Provided records:
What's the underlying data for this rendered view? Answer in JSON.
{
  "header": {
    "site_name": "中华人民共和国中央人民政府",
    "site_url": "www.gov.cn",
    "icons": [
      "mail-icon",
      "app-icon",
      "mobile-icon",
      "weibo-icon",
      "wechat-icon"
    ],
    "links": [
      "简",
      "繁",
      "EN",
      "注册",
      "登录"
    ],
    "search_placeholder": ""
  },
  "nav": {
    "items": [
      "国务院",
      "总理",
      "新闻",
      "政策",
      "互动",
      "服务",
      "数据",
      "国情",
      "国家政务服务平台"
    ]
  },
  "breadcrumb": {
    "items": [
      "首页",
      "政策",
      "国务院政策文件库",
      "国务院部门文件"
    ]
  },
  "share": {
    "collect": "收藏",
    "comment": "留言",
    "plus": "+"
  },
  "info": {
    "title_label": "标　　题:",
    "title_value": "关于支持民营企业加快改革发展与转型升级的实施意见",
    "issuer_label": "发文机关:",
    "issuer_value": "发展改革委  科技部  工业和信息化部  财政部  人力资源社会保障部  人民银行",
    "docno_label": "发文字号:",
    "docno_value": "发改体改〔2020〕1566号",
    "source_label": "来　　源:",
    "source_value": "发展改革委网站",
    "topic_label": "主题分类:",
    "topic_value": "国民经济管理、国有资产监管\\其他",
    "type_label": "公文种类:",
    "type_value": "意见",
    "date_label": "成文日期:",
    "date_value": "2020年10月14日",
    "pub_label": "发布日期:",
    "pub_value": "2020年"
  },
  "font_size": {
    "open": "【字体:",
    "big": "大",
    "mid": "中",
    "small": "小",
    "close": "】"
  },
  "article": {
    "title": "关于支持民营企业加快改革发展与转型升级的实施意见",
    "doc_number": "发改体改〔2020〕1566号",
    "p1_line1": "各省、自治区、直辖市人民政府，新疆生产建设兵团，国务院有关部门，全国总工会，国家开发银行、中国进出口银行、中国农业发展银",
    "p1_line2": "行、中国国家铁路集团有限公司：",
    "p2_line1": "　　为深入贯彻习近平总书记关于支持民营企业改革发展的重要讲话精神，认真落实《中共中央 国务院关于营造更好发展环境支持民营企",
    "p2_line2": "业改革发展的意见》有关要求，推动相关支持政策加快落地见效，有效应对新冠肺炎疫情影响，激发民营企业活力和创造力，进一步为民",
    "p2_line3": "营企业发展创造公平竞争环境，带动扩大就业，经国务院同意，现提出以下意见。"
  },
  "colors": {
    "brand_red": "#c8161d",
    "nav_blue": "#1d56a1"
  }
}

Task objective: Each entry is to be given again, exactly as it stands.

Task response:
What's the underlying data for this rendered view? Answer in JSON.
{
  "header": {
    "site_name": "中华人民共和国中央人民政府",
    "site_url": "www.gov.cn",
    "icons": [
      "mail-icon",
      "app-icon",
      "mobile-icon",
      "weibo-icon",
      "wechat-icon"
    ],
    "links": [
      "简",
      "繁",
      "EN",
      "注册",
      "登录"
    ],
    "search_placeholder": ""
  },
  "nav": {
    "items": [
      "国务院",
      "总理",
      "新闻",
      "政策",
      "互动",
      "服务",
      "数据",
      "国情",
      "国家政务服务平台"
    ]
  },
  "breadcrumb": {
    "items": [
      "首页",
      "政策",
      "国务院政策文件库",
      "国务院部门文件"
    ]
  },
  "share": {
    "collect": "收藏",
    "comment": "留言",
    "plus": "+"
  },
  "info": {
    "title_label": "标　　题:",
    "title_value": "关于支持民营企业加快改革发展与转型升级的实施意见",
    "issuer_label": "发文机关:",
    "issuer_value": "发展改革委  科技部  工业和信息化部  财政部  人力资源社会保障部  人民银行",
    "docno_label": "发文字号:",
    "docno_value": "发改体改〔2020〕1566号",
    "source_label": "来　　源:",
    "source_value": "发展改革委网站",
    "topic_label": "主题分类:",
    "topic_value": "国民经济管理、国有资产监管\\其他",
    "type_label": "公文种类:",
    "type_value": "意见",
    "date_label": "成文日期:",
    "date_value": "2020年10月14日",
    "pub_label": "发布日期:",
    "pub_value": "2020年"
  },
  "font_size": {
    "open": "【字体:",
    "big": "大",
    "mid": "中",
    "small": "小",
    "close": "】"
  },
  "article": {
    "title": "关于支持民营企业加快改革发展与转型升级的实施意见",
    "doc_number": "发改体改〔2020〕1566号",
    "p1_line1": "各省、自治区、直辖市人民政府，新疆生产建设兵团，国务院有关部门，全国总工会，国家开发银行、中国进出口银行、中国农业发展银",
    "p1_line2": "行、中国国家铁路集团有限公司：",
    "p2_line1": "　　为深入贯彻习近平总书记关于支持民营企业改革发展的重要讲话精神，认真落实《中共中央 国务院关于营造更好发展环境支持民营企",
    "p2_line2": "业改革发展的意见》有关要求，推动相关支持政策加快落地见效，有效应对新冠肺炎疫情影响，激发民营企业活力和创造力，进一步为民",
    "p2_line3": "营企业发展创造公平竞争环境，带动扩大就业，经国务院同意，现提出以下意见。"
  },
  "colors": {
    "brand_red": "#c8161d",
    "nav_blue": "#1d56a1"
  }
}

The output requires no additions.